Talking to some of the key figures involved in bringing The Weight of Light to life, the piece’s interest in community and communication seems like a natural reflection of its own composition process. Rooms where everyone present gets to have their say (despite the challenge of sorting through competing voices) were the sites for not only Light, but also Light’s creative method. In our conversations, composer Gillian Rae Perry, Vanguard Initiative Program Director Lidiya Yankovskaya, and singer Karlos Piñero-Mercado all praised Vanguard as a highly collaborative operation.

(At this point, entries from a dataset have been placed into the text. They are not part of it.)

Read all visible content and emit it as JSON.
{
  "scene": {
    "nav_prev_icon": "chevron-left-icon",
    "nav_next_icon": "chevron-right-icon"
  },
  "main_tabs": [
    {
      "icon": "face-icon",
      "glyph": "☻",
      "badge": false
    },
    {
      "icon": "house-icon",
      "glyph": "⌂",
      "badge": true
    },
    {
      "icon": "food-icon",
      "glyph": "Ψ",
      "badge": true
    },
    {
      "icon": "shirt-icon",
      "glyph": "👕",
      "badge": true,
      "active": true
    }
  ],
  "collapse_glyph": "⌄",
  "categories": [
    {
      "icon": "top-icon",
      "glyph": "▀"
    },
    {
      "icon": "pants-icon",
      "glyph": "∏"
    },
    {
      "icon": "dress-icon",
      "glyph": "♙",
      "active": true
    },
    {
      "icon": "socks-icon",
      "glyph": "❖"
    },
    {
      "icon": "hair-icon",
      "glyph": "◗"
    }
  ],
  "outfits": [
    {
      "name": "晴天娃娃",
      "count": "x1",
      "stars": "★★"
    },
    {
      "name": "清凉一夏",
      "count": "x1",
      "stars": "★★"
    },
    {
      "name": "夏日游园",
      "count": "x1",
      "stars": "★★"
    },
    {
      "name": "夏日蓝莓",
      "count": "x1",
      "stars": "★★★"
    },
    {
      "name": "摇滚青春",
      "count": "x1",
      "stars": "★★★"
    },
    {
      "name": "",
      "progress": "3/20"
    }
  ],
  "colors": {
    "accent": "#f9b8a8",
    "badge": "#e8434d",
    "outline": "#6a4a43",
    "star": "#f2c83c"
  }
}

Yankovskaya, in particular, stressed Vanguard’s focus on teaching budding opera composers the skill of juggling collaborators—librettists, directors, conductors, singers—and weighing external contributions against their personal point of view. As Yankovskaya told us, “composers have to assert what their vision is,” even as they incorporate generative feedback from a wide range of opinionated artists. Like Emily discovering her gift, Vanguard fellows (ideally) come through a process of intense multivocality with a stronger sense of their own individual voice.

This was a sentiment echoed by Perry, who kept returning to the effects of Yankovskaya’s mentorship on her composition. For her, the art form itself was an inevitability: “As soon as I knew about opera,” she asserted, “I was like, I’ll do that one day!” In a college assignment to make a ten-year year plan, in fact, Perry included: “Write an opera in the next ten years.” She turned in that assignment as a freshman, age seventeen; The Weight of Light premiered two months after her twenty-eighth birthday.

As confident as Perry was at seventeen, making the jump from composing shorter works to full-length dramatic pieces is never easy. It requires the luxury of time and space for experimentation. As Yankovskaya observed, this luxury is becoming rarer and rarer to find. With footage from new operas being disseminated widely and immediately on social media, composers are less able to transform their works in response to feedback. To put it another way: public response “freezes” new works in earlier and earlier phases of their creative processes.

The Vanguard Initiative, then, aims to carve out for its fellows some of the luxuries—time, money, support, feedback—available to an earlier generation of composers, resources that were once the standard rewards of the patronage model. Vanguard, however, offers these opportunities to composers whose backgrounds are more diverse than the opera industry standard—which, where composers are concerned, is still weighted heavily towards the white and male. Perry relayed, for example, that she knew Vanguard was a good fit when her interview for the program was conducted by a room full of women.

Karlos Piñero-Mercado, for their part, described a similar feeling of exceptional support in a rehearsal room full of queer and trans artists. Modeled on Piñero-Mercado, the character of Trevor is also non-binary—or, as a pleased Piñero-Mercado put it: “I played myself!”

If the Vanguard Initiative, as its name implies, exists to develop new frontiers of operatic composition, it is clear that a key part of that development will involve filling production teams and rehearsal rooms with diverse, collaborative artists. Why?Lidiya Yankovskaya sums it up: “If we stagnate, there’s not going to be a future for opera.”

Photos: Michael Brosilow